B S Raghavan, the distinguished civil servant, remembers President Kalam.
India will not see the like of him for a long, long time.
Abdul Kalam, the dispenser of dreams of exploiting India's vast potential, and reviving its past glory, dies the way he would have loved: Among students, and the young, whom he set aglow with his passion, enthusiasm and energy.
The picture of nobility and humility, a harmonious blend of grace and greatness, standing out for his simplicity and frugality in the environs of Rashtrapati Bhavan which still prides itself on its out-of-place ornamental facade and colonial opulence, he was also a quintesential, and, indeed, a unique, human being, exuding instant warmth and establishing immediate rapport in whatever company he found himself to be.

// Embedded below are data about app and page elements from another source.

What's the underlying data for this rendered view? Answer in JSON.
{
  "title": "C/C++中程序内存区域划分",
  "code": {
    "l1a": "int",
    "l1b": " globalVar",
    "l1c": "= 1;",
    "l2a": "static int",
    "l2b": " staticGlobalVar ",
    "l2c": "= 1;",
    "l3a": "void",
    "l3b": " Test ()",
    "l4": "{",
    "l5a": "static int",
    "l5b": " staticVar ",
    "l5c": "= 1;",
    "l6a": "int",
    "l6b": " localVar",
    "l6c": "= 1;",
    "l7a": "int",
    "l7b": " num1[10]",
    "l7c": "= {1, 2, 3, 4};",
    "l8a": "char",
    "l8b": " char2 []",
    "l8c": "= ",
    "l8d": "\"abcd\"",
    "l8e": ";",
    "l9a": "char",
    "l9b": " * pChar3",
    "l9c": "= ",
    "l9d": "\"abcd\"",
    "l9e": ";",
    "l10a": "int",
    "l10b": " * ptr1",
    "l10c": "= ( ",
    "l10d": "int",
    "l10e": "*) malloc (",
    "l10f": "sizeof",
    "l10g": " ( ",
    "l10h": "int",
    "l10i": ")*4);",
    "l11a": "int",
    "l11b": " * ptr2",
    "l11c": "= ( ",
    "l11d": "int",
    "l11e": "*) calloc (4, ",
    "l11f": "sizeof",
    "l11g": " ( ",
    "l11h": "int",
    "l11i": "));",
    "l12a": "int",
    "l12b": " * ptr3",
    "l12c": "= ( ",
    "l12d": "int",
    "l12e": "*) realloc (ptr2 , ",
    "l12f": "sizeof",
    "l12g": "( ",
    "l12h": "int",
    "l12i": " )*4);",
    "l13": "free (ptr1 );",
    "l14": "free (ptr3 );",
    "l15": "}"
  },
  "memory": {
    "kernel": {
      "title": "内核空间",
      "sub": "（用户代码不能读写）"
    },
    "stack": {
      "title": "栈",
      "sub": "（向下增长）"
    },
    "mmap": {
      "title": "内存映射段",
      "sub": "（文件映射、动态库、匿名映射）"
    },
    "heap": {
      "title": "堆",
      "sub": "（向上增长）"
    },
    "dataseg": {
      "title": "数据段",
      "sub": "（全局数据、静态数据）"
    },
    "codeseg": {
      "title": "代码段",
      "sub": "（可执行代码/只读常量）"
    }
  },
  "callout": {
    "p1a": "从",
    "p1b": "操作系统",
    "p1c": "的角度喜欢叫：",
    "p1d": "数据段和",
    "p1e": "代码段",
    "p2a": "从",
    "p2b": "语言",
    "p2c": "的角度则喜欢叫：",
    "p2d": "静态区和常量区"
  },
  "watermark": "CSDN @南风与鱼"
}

I will be justified in calling him a resplendent role model, but I refrain, for the plain reason that he would not be accepted, nor acceptable, as one: He was so patently out of sync with the rising new culture of ostentation and accumulation of personal wealth.
He has gone after living a full life, and full of honours. Nihil quod tetigit, non ornavit (Whatever he touched, he adorned).
Let us celebrate the fact of his having lived amongst us, and our having lived in his time.
Our salutations to you, Abdul Kalam! Long may your memory live!
A gnawing, nagging question: At the age of 84 years, he is made to drive in a car 110 kilometres on a tortuously winding hill road from 2.30 pm when he arrived at the Guwahati airport and 5.45 pm when he reached the IIM Guest House.
Couldn't he, an ex-President, a People's President, ex-Supreme Commander of the Armed Forces, have been taken in a helicopter?
President A P J Abdul Kalam, at Columbia University, New York. Photograph: Paresh Gandhi/Rediff.com